And then I spent a couple of days just grieving and wishing I could escape the pain. I cried. A lot. I couldn’t cook. I still couldn’t manage a proper grocery shopping trip. I grabbed a few things and left the store. I sat in the parking lot, pounding the steering wheel, tears streaming down my face. I wrote an emotion-filled letter to my good friend Mary. What is wrong with me? I asked her. I probably scared my children with my displays of raw emotion.
Another Tuesday arrived, and yet another reminder of the loss that began on a Tuesday. I didn’t get up and write like I had every other Tuesday since. Instead, I sat on the couch with my cup of coffee and began my day with a devotional from a friend I met at the HACWN conference last November. Each of her devotions begins with a Bible verse and ends with a prayer. The prayer that morning, authored by Judith Robl was this;
Help us to center our lives on you, not on ourselves. Let us not be so blinded by religious traditions that we segregate ourselves from the body of Christ. School us in discernment through your Holy Spirit.
In Jesus’ most precious name. Amen.
What did God want me to do? Was I supposed to be working on revision of the book my agent was pitching? The new book I feel led to write? More essays? Was I to take time off of writing and speaking and just grieve? How would I know? How could I discern which direction to take?
Then I checked my other e-mail, the one I use for writing. Before David died, I’d been working on an essay for an anthology of love stories. Of course, it was one of the first things I’d completed after his death, one way I could honor the memory of my beloved spouse. Not only did I learn this piece had been accepted, but the editor of the publishing company wrote me a personal message that she would like to see more of my writing on the subject. For once, the tears on Tuesday were joyful ones.
Two other e-mails that morning were requests for me to speak on couponing. Later the same day, I was interviewed on the phone regarding possible television exposure on the subject of my non-fiction book.
The next morning I pulled out those first two pages of what I’ve labeled “David’s story” in my files. It is, of course, more than David’s story; it will be a true love story of marriage, faith, grief and grace.
As much as I’d like to, I cannot rush through grief. Neither can I rush the writing of this story. It will come. I spent the rest of Wednesday, immersed in an imaginary world of drama, romance, beautiful costumes, and great plotlines. Thursday was more of the same. I went straight into the second season DVD when I completed the first. I didn’t stop watching until late last night. I did little else outside of viewing this extraordinary series, and my children definitely noticed. They alternately sighed and shook their heads, but they weren’t about to complain about something that at least brought some joy into their mother’s life. Dishes and laundry didn’t get done, and meals consisted mostly of boxed macaroni and cheese and salads. I didn’t watch every hour of the day, certainly.

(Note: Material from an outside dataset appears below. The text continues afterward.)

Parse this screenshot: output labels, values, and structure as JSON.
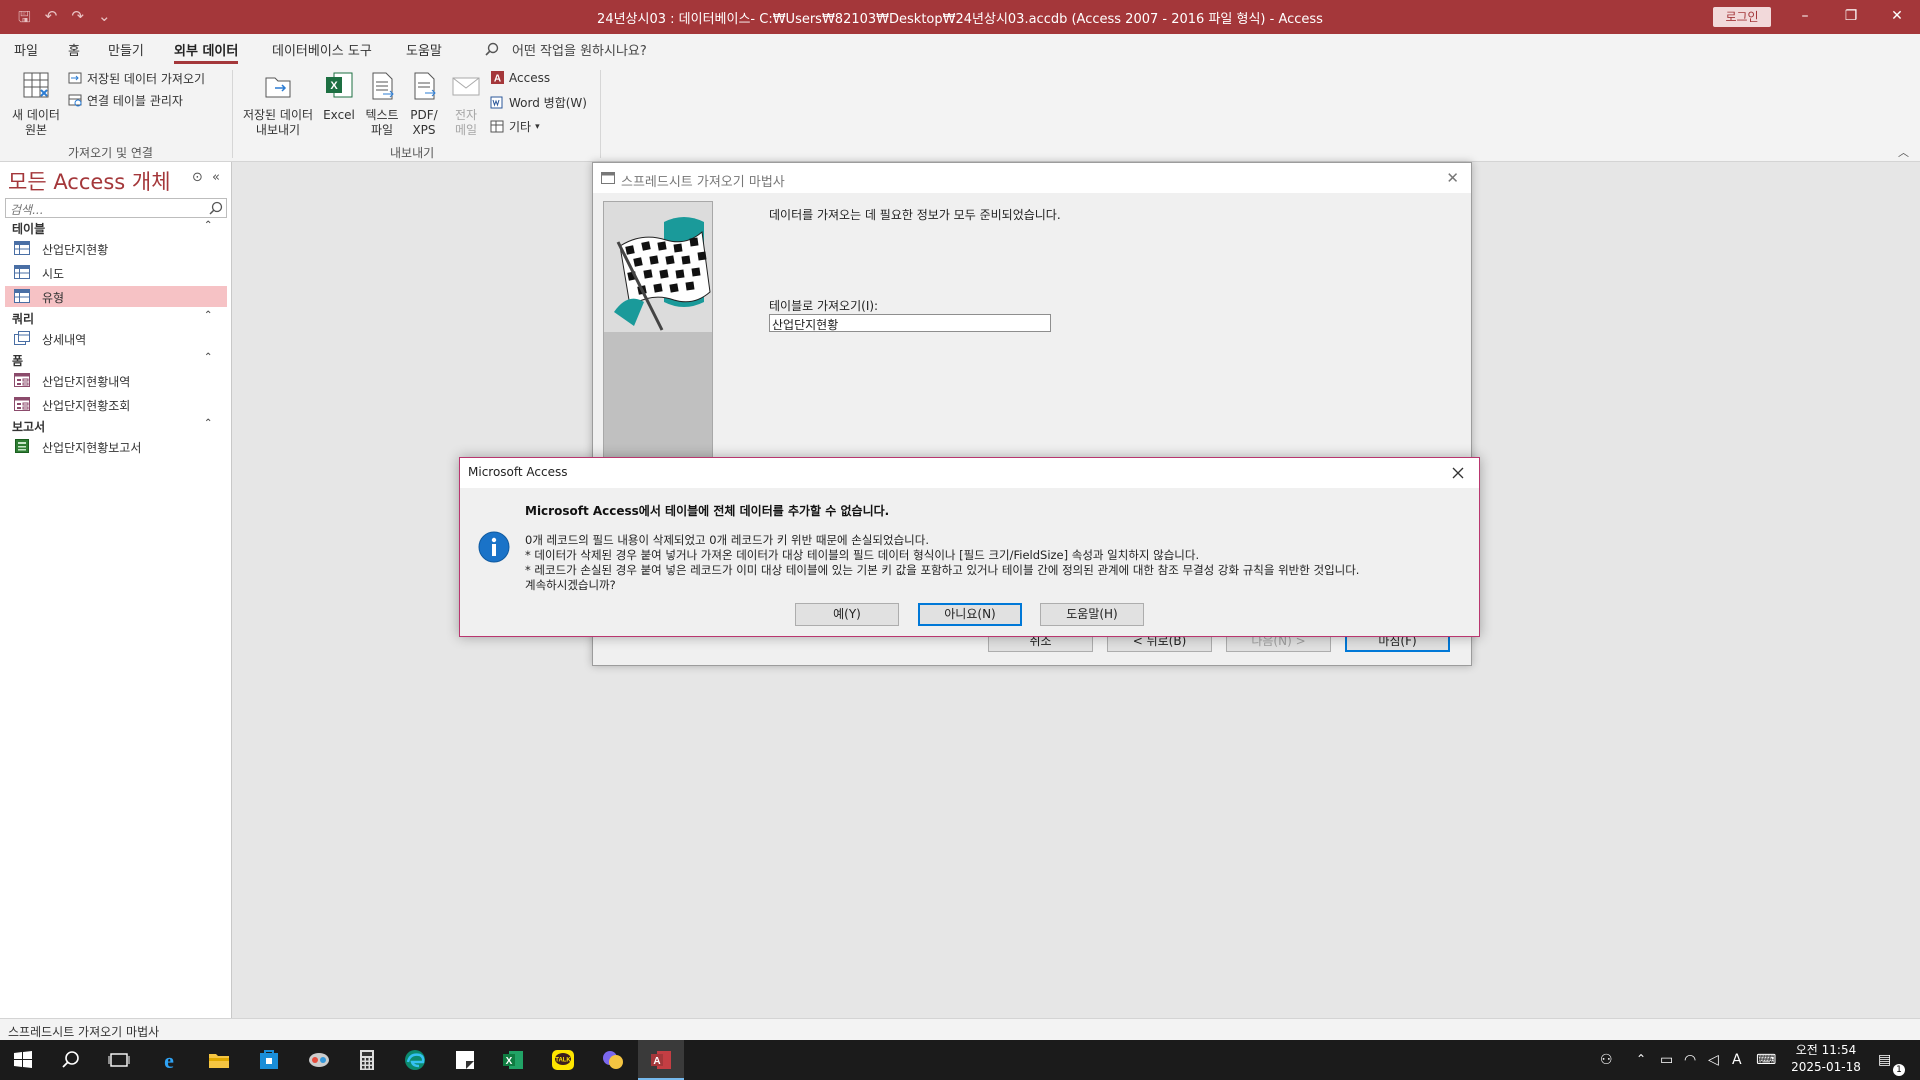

I attended a library book sale, met a friend for coffee, shuttled Abby to Vacation Bible School and back, and even managed to answer a few e-mails. But I didn’t write, not even a blog posting or journal entry. For three days I wasted time watching Downton Abbey until shortly before midnight last night, when once again, I found myself breathing a huge sigh of relief. It will be several weeks before Season Three of Downton Abbey temporarily pulls me away from work, my family, and grief again.
And while my internal narrator now speaks with an intriguing accent, I have no urge to watch television anytime soon.
I got up this morning and immediately began writing. I submitted another essay. Whatever that brief period of fallow was, I evidently needed it. I’m writing again, but now aware of a need to rest my pen occasionally; read a book, watch some television, or even pound a steering wheel with my closed fists.